Students no longer need rely on bathroom walls for this kind of referral: I’m told that students at my own alma mater now use a classifieds board on LiveJournal to exchange info, rides and for sale items.
If the Internet can improve on bathroom graffiti as an information resource, I figure it can amplify the expressive and creative impact, too. The power of bathroom graffiti lies in its spontaneity, its intimacy (think about what you’re doing while you look at it), its honesty and its illicitness. Humour plays a frequent role, too.
But these qualities are also limiting, as I’ve realized in tweeting about the graffiti here at Emily Carr. People want to see the great images I’ve been tweeting about, but bathrooms are limited both by gender and geography. If you’re a guy here in Vancouver, I can sneak you into the ladies’ room once I’ve determined that it’s empty, but if you’re tweeting me from New York or Toronto, you’re out of luck.
And then there’s the monotony. When I’m at work, I almost always use the bathrooms closest to my office, so I have more or less exhausted what its four stalls have to offer (thus the excitement over a new year and a fresh crop of sarcastic, angst-ridden doodlers).
A potential solution to both sets of problems is bathroom-based image sharing. Here’s how it could work:
- Step 1: Take a picture of the graffiti in a bathroom stall at Emily Carr, and upload it to the web.
- Step 2: Use a system like QR codes or Stickybits to assign a bar code to the now-online bathroom photo.
- Step 3: Print out the QR code on a sticker, or take a Stickybit that has the bar code for the bathroom snapshot.

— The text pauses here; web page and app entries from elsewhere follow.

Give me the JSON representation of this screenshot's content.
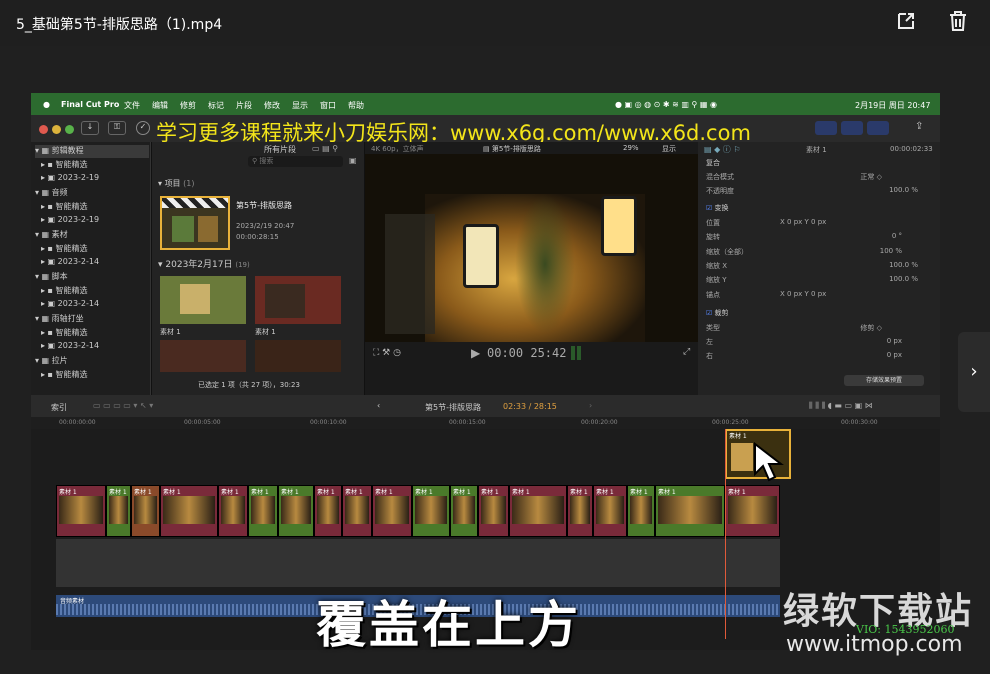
{
  "window": {
    "title": "5_基础第5节-排版思路（1).mp4",
    "share_icon": "share-icon",
    "delete_icon": "trash-icon"
  },
  "fcp": {
    "menu": {
      "apple": "",
      "app": "Final Cut Pro",
      "items": [
        "文件",
        "编辑",
        "修剪",
        "标记",
        "片段",
        "修改",
        "显示",
        "窗口",
        "帮助"
      ],
      "clock": "2月19日 周日 20:47"
    },
    "watermark": "学习更多课程就来小刀娱乐网：www.x6g.com/www.x6d.com",
    "library": {
      "rows": [
        {
          "label": "剪辑教程",
          "level": 0
        },
        {
          "label": "智能精选",
          "level": 1
        },
        {
          "label": "2023-2-19",
          "level": 1
        },
        {
          "label": "音频",
          "level": 0
        },
        {
          "label": "智能精选",
          "level": 1
        },
        {
          "label": "2023-2-19",
          "level": 1
        },
        {
          "label": "素材",
          "level": 0
        },
        {
          "label": "智能精选",
          "level": 1
        },
        {
          "label": "2023-2-14",
          "level": 1
        },
        {
          "label": "脚本",
          "level": 0
        },
        {
          "label": "智能精选",
          "level": 1
        },
        {
          "label": "2023-2-14",
          "level": 1
        },
        {
          "label": "雨轴打坐",
          "level": 0
        },
        {
          "label": "智能精选",
          "level": 1
        },
        {
          "label": "2023-2-14",
          "level": 1
        },
        {
          "label": "拉片",
          "level": 0
        },
        {
          "label": "智能精选",
          "level": 1
        }
      ]
    },
    "browser": {
      "filter": "所有片段",
      "search_placeholder": "搜索",
      "project_header": "项目",
      "project_count": "(1)",
      "project_name": "第5节-排版思路",
      "project_date": "2023/2/19 20:47",
      "project_duration": "00:00:28:15",
      "date_header": "2023年2月17日",
      "date_count": "(19)",
      "clip1": "素材 1",
      "clip2": "素材 1",
      "status": "已选定 1 项（共 27 项），30:23"
    },
    "viewer": {
      "format": "4K 60p，立体声",
      "project": "第5节-排版思路",
      "zoom": "29%",
      "display": "显示",
      "timecode": "00:00 25:42"
    },
    "inspector": {
      "clip": "素材 1",
      "duration": "00:00:02:33",
      "rows": [
        {
          "label": "复合",
          "value": ""
        },
        {
          "label": "混合模式",
          "value": "正常 ◇"
        },
        {
          "label": "不透明度",
          "value": "100.0 %"
        },
        {
          "label": "变换",
          "value": ""
        },
        {
          "label": "位置",
          "value": "X 0 px  Y 0 px"
        },
        {
          "label": "旋转",
          "value": "0 °"
        },
        {
          "label": "缩放（全部）",
          "value": "100 %"
        },
        {
          "label": "缩放 X",
          "value": "100.0 %"
        },
        {
          "label": "缩放 Y",
          "value": "100.0 %"
        },
        {
          "label": "锚点",
          "value": "X 0 px  Y 0 px"
        },
        {
          "label": "裁剪",
          "value": ""
        },
        {
          "label": "类型",
          "value": "修剪 ◇"
        },
        {
          "label": "左",
          "value": "0 px"
        },
        {
          "label": "右",
          "value": "0 px"
        }
      ],
      "save_button": "存储效果预置"
    },
    "timeline": {
      "index": "索引",
      "project": "第5节-排版思路",
      "position": "02:33 / 28:15",
      "ruler": [
        "00:00:00:00",
        "00:00:05:00",
        "00:00:10:00",
        "00:00:15:00",
        "00:00:20:00",
        "00:00:25:00",
        "00:00:30:00"
      ],
      "clip_label": "素材 1",
      "audio_label": "音频素材"
    }
  },
  "caption": "覆盖在上方",
  "brand": {
    "name": "绿软下载站",
    "url": "www.itmop.com",
    "sub": "VIO: 1543952060"
  }
}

- Step 4: Visit another bathroom elsewhere in the building — or better yet, elsewhere in the city or world — and slap the QR code or Stickybit onto the wall of a bathroom stall there.
Now, anyone who is peeing in that other bathroom can use a QR Code scanner or the Stickybits application to scan the code that’s been left behind; their smartphone will take them to the online picture of the graffiti from another bathroom.

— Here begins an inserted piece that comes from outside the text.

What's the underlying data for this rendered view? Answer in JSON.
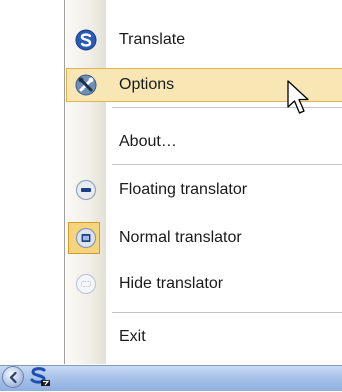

A system like this could be used to develop a network of displaced bathroom graffiti that moves images from one stall to the other. Finally, the boys can see what’s in the girls’ room, and vice versa. Graffiti that gets erased by diligent custodians will be preserved forever online. Heck, you could get really crazy and save custodians from that work by simply uploading your images to the web in the first place, and using a code sticker rather than a marker to place your heartfelt expressions on a bathroom wall.
What’s the name for this network? “Pee It Forward.”